As we head into May there is a lot to be positive about when it comes to fishing our surf beaches.
The seas from Cyclone Wati calmed off in early April and the beaches are a little more eroded after a low pressure system removed lots of sand three weeks before Wati struck. This created some quality holes and gutters and also removed the hincksia weed that has been such a problem.
Surf species such as bream, tarwhine, dart, whiting and tailor should be more readily available with good structure available for anglers to fish. May is usually the peak period for bream in Teewah, things are looking particularly good.
Newly created gutters between the first cutting and Teewah, with coffee rock exposed in them, are always an excellent location to find schools of bream and tarwhine. Sweetlip catches will also become more common as May progresses.
These same gutters are also likely to hold the first of the northern migrating chopper tailor and the last of the southern greenbacks at dawn and dusk. Spinning surface lures over these rocks has been an effective method for tailor in the past, and helps anglers avoid the gear loss associated with fishing baits around the rocks.
Golden and giant trevally are often found around these rock structures in May too and love quickly retrieved slugs. I have had a lot of success with goldens in particular on calm moonlit nights when fishing a slug in these gutters.
North of Teewah where the coloured sand hills start through to Double Island Point has any number of small shallow gutters that were formed in March. Excellent whiting in good numbers will be frequenting these gutters and feeding on the beachworms that are around in numbers. For those who can't catch their own worms, the best way to target whiting is to use the valve of a pipi. Cut the rest of it in half and feed it onto a No.2 hook using as little weight as possible. The smaller target tends to hook more fish and also helps the pipi populations that are now under constant pressure. Dart, bream and tarwhine should also be in good numbers north of Teewah with pipis and worms the best baits.
I have noticed that people collecting pipis on the beach often don't take any notice of the high traffic flow on Teewah Beach. Parking in the middle of the hard sand 'driving zone' causes traffic chaos at times and is particularly dangerous for the people focused on the collection of the pipis. I would suggest parking higher up the beach in the softer sand and being aware of oncoming traffic from both directions. If there are a few people collecting, don't scatter all over the beach, work in a line that makes the path the driver needs to take obvious.
In early April mackerel and tuna schools returned Laguna Bay. Autumn often provides opportunities for land-based anglers to reach these schools from the beach with spinning gear. Watching the water for feeding schools and bird activity while driving along the beach can yield wonderful results.
Recently I saw a school of northern bluefin tuna feeding in close around Teewah. A 10kg longtail liked the look of my 45g Slider and took around 250m of 4kg mono before heading back to shore.

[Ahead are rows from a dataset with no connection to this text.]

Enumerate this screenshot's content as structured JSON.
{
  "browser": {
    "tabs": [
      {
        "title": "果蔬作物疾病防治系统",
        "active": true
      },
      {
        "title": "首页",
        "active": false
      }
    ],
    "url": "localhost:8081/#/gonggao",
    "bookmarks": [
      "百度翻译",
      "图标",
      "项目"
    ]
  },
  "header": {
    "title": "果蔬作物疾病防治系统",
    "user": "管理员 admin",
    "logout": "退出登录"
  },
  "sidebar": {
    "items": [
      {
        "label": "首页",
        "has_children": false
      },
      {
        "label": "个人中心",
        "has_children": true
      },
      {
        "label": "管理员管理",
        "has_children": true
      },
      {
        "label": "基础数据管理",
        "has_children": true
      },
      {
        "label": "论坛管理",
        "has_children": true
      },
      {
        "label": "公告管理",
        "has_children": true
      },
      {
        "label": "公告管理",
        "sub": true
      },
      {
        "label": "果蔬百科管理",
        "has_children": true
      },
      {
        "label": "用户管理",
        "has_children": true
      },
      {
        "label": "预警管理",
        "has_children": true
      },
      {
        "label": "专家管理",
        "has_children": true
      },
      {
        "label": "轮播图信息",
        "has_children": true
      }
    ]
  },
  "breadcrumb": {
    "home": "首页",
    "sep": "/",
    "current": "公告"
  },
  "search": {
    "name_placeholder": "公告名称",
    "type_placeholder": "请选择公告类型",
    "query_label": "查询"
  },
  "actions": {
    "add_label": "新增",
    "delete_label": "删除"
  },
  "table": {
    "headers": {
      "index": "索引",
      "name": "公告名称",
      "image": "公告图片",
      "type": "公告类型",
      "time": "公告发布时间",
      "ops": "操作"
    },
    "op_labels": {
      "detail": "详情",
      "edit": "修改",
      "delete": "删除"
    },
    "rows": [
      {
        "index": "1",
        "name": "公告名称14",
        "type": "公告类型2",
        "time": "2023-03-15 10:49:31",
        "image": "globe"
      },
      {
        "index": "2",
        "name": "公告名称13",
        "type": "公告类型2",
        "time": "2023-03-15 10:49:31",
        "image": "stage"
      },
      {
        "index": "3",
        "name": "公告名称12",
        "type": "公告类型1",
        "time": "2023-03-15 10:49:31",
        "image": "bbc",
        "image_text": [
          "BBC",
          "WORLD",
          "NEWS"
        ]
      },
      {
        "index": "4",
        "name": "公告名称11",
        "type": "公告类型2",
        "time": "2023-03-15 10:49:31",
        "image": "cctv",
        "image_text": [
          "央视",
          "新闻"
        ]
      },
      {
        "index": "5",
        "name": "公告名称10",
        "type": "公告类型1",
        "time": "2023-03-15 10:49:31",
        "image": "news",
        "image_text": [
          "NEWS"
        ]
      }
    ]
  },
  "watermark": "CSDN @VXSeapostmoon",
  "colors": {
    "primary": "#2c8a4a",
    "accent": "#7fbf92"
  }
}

It’s important that when chasing these pelagic schools from the beach that your gear allows for distance casting. Anything above 8kg line is almost impossible to throw far enough to reach these schools. I tie about 6m of 10kg mono to the end of the 4kg to give strength to the casting of sometimes heavy slugs, which also helps avoid bust-ups from larger fish.

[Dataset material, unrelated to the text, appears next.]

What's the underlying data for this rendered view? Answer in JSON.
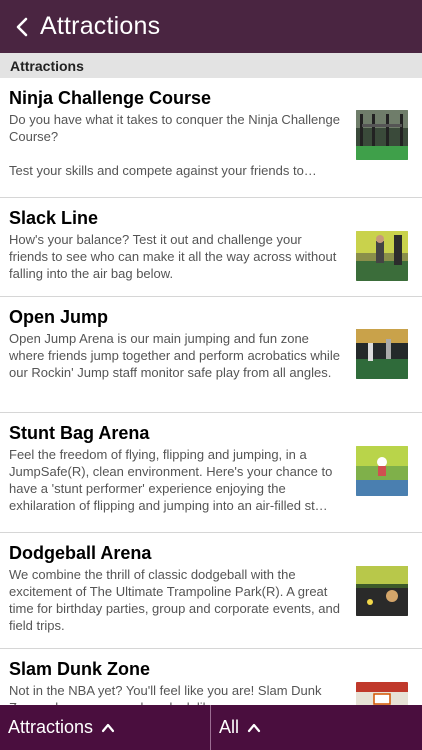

Double Island Point (DI) is an excellent location to chase jewfish, tailor, trevally, bream, tarwhine, dart, yellowtail kingfish, mackerel and tuna. Depending on your preferred method of fishing, all of these species are a potential catch in May. Jew can also be taken in the gutters between the Cherry Venture and DI at night.
Queenfish are a favourite of mine from the beach at Rainbow, which is now weed free. Metal lures retrieved at high speed around schools of baitfish or over coffee rock can occasionally produce fish in the 5-10kg bracket with the majority between 3-5kg.
Flathead are a regular catch at the mouth of the Noosa River despite a lot of sand from Main Beach being deposited there recently. This sand hasn't helped gutter formations on the immediate north shore with the gutter that had been producing quality tailor for the last two months is almost gone. Tailor are still available there although the gutters are further east and require wading through a fair bit of water to find a bank to stand on so go there at low tide only.
Noosa River Ferry have had a number of enquiries lately about the Sliders that I mention in my articles regularly. These Sliders are a metal slug designed for tailor that work very well with other species. They aren’t related to the soft plastics being imported from the States. For more information on the lure itself and where it is available from, readers can contact me by email at --e-mail address hidden--Reads: 606